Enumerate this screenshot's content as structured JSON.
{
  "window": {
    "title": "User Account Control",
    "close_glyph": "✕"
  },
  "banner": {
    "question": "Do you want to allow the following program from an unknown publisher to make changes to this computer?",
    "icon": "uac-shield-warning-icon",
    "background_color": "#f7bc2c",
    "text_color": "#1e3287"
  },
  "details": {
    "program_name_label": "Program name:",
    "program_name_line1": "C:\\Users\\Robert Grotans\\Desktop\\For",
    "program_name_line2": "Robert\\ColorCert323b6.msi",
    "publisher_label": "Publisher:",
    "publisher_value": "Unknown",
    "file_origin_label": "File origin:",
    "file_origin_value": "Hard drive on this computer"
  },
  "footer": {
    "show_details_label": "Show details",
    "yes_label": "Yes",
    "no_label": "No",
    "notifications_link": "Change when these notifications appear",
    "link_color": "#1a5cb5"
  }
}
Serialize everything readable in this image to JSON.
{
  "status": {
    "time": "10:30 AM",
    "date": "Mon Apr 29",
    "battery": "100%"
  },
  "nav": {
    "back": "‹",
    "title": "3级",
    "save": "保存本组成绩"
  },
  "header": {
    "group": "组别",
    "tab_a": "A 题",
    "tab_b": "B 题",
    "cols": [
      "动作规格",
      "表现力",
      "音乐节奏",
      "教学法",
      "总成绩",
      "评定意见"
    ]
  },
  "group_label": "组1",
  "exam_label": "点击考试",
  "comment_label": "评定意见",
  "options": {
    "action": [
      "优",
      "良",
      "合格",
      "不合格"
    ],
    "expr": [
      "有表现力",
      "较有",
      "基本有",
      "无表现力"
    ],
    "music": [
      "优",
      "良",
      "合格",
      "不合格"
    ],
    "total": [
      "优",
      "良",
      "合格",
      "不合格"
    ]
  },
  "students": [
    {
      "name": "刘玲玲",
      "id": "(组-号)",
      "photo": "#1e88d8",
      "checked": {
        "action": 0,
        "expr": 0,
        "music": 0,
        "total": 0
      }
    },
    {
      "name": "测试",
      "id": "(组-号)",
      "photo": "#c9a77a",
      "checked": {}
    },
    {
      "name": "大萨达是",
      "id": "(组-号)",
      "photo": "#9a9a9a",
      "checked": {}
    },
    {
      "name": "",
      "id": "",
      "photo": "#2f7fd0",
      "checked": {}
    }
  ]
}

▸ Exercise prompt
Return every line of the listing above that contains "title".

▸ Written answer
    "title": "User Account Control",
    "title": "3级",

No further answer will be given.